Feeling stressed and overwhelmed happens to the best of us. Whether you’re an adult, teenager or child, feeling overwhelmed happens. Although everyone’s scenarios vary, it can result in similar feelings and reactions.
Scenario 1: You’ve got a pile of dirty dishes in the sink, the baby continues to cry, your older child desperately needs help with a perplexing math question, and you have lunch about to burn on the stove. It can go easily from one to ten on a scale of feeling overwhelmed. As parents, we can juggle a lot on our plates to try to make ends meet each day.
Scenario 2: You’re eight years old. You are learning this new concept called multiplication, which basically is a foreign language to you, but you have to master your first timed quiz on it by the end of the week. Your younger sibling wails in the background for not being able to climb on the couch, ruining your focus. And your mom is standing behind you, upset that she has tripped over your toys.
Scenario 3: You work for a fast-paced business. The pressure from your boss about the upcoming deadline is weighing on you heavily. But your kids are counting on you to make it to their major soccer game this weekend. You’re not sure what to prepare for dinner tonight.
Handling the overwhelming feelings
When there is so much going on and emotions run high, it is natural to feel overwhelmed. It stacks up like bricks until we get to a point of imploding or exploding. The question is what to do when you’re overwhelmed.
How does one release the overwhelming feeling of stress, powerlessness, or uncertainty?
When all of the emotions and tasks seem to be piling up, adding to the stress creeping up your overwhelm-meter, just stop yourself for a moment. If you’re taking on too much or if there is so much going on, I will stop for a moment. Continuing to push your agenda while everything is adding up at the same time will only perpetuate the stress.
After you’ve stopped what you’re doing, take a deep, slow breath. When you’re at a breaking point, whether you’re a child or an adult, breathe in and breathe out until you feel yourself relax. Science shows that deep breaths help to calm the brain. There are connections between the neurons, breathing, and one’s emotional state.
3. Find a solution or solutions to the situation
Finding solutions to your chaotic state is less challenging once you’re calm, which is why finding a solution or solutions comes after you’ve taken deep breaths to relax your emotional state. The specifics of the solution varies for each person, depending on what it is exactly that is overwhelming you. So it is a matter of reflection:
- What are the sources of my stress?
- What makes me feel overwhelmed?
- What would make the situation easier? less stressful?
- Can I ask for help?
Visual Reminder of the Steps
It is a major challenge to remember what to do especially when you’re in the midst of feeling overwhelmed. I’m the type of person who needs a visual reminder to help me remember and to feel more grounded. My children and I love baking and desserts, so we created this poster with the acronym: PIES. Although the concept of “pies” may seem silly at the thought of this serious topic, it has become our family’s code word for whenever we catch someone feeling overwhelmed. PIES stands for:
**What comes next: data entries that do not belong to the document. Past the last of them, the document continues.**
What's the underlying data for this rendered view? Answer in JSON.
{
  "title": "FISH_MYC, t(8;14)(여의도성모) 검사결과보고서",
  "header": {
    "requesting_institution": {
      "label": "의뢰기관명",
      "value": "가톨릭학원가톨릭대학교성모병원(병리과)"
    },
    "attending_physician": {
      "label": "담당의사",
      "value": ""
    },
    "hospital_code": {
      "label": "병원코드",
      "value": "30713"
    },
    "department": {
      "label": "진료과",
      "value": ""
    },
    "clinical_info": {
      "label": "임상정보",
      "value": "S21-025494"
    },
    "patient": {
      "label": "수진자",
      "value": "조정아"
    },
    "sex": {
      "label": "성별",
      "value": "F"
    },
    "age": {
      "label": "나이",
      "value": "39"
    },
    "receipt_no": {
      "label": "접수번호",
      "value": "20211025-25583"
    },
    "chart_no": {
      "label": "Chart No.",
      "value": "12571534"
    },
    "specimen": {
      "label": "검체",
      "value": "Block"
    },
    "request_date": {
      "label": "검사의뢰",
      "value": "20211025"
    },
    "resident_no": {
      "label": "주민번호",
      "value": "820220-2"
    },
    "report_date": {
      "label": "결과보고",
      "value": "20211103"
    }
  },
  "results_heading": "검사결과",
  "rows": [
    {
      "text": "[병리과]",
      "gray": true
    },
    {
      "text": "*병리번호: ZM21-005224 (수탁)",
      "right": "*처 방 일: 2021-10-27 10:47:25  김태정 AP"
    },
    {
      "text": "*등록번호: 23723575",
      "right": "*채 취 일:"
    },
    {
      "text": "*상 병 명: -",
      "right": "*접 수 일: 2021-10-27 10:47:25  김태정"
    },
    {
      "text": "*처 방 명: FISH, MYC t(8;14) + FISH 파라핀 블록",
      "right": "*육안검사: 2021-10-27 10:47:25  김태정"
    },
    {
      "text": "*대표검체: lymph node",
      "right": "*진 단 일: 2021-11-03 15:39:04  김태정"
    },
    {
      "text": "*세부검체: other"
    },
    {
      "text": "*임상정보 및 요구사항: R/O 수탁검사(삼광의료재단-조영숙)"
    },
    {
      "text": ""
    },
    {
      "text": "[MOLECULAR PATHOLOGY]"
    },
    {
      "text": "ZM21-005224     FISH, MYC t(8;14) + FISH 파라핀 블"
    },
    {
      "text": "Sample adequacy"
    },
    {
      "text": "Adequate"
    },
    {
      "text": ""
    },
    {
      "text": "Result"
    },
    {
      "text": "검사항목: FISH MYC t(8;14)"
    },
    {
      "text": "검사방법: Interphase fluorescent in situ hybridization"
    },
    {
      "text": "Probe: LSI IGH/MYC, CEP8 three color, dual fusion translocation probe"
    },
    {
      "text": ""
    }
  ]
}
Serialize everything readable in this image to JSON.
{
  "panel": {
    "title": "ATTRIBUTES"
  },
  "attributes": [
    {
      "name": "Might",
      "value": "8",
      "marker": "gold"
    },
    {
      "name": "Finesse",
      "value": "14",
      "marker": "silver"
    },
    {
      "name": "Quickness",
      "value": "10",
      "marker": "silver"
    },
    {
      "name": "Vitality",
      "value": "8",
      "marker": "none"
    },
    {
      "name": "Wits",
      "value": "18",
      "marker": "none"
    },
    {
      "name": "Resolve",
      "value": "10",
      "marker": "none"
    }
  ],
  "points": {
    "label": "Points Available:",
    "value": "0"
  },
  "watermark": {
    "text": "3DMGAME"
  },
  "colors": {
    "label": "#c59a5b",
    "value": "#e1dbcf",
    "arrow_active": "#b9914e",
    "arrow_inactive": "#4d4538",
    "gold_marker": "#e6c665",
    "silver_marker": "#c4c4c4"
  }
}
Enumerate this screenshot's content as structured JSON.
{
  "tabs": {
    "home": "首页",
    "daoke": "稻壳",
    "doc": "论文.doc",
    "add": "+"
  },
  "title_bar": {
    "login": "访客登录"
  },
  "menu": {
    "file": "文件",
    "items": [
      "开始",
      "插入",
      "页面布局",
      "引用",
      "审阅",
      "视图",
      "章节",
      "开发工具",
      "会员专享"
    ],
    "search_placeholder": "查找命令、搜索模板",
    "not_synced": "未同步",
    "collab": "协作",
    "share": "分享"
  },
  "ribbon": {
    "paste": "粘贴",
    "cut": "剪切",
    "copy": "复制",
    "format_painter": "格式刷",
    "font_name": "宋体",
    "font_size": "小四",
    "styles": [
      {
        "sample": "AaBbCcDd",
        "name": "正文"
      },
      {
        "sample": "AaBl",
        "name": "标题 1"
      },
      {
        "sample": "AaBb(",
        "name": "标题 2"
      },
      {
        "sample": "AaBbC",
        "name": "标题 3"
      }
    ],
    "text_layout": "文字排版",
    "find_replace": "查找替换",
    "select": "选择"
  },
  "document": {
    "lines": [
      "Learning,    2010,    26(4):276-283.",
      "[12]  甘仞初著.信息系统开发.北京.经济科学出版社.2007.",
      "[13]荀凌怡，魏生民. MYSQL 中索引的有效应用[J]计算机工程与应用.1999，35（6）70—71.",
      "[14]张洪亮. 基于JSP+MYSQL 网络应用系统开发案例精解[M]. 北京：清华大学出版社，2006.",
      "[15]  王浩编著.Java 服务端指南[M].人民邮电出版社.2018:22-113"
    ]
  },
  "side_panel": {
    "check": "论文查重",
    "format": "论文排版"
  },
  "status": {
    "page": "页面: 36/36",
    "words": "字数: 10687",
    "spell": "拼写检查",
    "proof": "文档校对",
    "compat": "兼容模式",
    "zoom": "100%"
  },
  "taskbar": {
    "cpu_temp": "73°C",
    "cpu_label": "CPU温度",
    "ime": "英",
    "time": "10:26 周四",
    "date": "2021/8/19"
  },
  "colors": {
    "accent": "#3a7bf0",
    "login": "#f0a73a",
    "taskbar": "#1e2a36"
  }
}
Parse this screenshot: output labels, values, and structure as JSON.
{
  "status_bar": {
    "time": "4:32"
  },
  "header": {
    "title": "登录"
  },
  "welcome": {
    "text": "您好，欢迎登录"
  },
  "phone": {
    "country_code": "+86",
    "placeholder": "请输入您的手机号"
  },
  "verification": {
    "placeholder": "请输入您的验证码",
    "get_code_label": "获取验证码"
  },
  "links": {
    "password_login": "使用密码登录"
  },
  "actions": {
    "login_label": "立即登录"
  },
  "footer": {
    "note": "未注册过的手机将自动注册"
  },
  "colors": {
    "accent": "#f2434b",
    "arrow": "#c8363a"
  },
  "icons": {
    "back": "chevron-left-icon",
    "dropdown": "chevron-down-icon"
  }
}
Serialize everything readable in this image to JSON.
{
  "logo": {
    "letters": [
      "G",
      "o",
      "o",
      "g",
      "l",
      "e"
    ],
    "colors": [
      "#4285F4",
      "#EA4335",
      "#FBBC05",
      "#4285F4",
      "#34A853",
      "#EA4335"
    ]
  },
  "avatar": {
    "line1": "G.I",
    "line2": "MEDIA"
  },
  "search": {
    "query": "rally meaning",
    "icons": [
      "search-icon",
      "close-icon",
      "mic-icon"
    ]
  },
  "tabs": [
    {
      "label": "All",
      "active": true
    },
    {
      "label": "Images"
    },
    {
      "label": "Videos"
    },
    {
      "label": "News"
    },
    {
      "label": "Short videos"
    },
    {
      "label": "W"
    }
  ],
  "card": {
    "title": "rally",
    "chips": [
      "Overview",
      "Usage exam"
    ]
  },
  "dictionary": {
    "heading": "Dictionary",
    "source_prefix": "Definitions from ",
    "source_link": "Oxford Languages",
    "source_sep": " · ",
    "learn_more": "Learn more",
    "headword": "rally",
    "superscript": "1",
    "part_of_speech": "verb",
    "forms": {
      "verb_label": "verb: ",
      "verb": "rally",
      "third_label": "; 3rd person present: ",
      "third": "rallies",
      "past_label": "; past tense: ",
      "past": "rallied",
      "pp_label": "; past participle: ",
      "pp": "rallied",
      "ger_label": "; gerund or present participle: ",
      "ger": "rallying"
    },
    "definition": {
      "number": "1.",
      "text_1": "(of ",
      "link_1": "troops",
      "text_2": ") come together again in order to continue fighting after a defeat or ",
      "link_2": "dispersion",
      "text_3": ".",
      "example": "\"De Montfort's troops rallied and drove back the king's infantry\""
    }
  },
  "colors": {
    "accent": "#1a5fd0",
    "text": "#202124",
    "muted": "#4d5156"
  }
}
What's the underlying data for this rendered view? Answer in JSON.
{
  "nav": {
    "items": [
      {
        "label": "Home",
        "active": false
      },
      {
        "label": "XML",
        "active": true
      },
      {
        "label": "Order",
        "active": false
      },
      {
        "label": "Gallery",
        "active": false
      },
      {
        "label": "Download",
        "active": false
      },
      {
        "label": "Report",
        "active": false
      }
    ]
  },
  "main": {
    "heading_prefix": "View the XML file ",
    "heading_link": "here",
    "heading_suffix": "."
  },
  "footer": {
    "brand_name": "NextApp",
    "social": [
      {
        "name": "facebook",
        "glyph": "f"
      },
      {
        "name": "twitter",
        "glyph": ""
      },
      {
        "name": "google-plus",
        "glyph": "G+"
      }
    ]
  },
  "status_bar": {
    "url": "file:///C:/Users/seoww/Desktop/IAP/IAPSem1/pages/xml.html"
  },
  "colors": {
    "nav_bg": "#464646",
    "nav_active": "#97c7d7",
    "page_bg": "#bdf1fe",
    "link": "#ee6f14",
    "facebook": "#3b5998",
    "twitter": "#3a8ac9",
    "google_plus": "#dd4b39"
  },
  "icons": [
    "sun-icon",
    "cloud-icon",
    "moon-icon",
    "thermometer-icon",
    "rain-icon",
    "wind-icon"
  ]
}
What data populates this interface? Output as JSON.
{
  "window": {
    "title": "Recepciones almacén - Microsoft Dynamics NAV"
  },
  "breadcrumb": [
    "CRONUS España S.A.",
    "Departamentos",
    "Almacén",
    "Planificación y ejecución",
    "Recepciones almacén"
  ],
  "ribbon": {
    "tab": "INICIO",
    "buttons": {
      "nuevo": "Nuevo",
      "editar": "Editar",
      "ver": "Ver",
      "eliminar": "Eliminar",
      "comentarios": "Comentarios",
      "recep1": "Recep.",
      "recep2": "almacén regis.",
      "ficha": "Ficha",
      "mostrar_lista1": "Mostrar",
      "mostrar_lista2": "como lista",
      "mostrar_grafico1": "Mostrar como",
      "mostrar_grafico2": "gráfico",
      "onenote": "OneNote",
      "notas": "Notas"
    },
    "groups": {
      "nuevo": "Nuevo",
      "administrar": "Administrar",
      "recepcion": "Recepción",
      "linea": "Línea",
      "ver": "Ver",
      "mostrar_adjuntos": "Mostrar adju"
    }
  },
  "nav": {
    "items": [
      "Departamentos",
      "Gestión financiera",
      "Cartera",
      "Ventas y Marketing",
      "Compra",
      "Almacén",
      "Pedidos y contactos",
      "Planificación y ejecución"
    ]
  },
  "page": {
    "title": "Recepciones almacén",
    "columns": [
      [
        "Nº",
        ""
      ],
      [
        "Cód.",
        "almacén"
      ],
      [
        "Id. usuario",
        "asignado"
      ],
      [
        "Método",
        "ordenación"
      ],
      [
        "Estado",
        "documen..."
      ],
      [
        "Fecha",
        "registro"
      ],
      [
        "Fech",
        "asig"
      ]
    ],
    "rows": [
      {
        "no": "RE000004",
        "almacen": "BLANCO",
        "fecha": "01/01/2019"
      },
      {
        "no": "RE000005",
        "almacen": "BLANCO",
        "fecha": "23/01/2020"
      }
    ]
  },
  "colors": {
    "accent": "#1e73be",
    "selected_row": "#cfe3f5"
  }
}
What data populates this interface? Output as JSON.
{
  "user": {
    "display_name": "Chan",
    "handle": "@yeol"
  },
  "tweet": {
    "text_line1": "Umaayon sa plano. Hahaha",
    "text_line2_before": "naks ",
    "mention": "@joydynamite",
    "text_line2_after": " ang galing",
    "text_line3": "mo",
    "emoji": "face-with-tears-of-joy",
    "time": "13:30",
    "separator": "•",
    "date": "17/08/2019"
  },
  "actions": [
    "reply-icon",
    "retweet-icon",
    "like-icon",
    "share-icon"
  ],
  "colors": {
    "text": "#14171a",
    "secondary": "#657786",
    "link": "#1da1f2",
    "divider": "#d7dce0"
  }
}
Just as described in the steps above, when you’re feeling overwhelmed, stop what you’re doing (pause). Take deep breaths (inhale and exhale), and find solutions to alleviate your stress.
If this visual reminder looks like something that can be helpful to you, feel free to click on the image below to download a pdf poster for yourself or your family.
Although this is not a “cure” for feeling overwhelmed because we will probably all inevitably feel overwhelmed in our lives. It is a helpful visual tool to at least remind us one type of strategy for what to do when you’re feeling overwhelmed.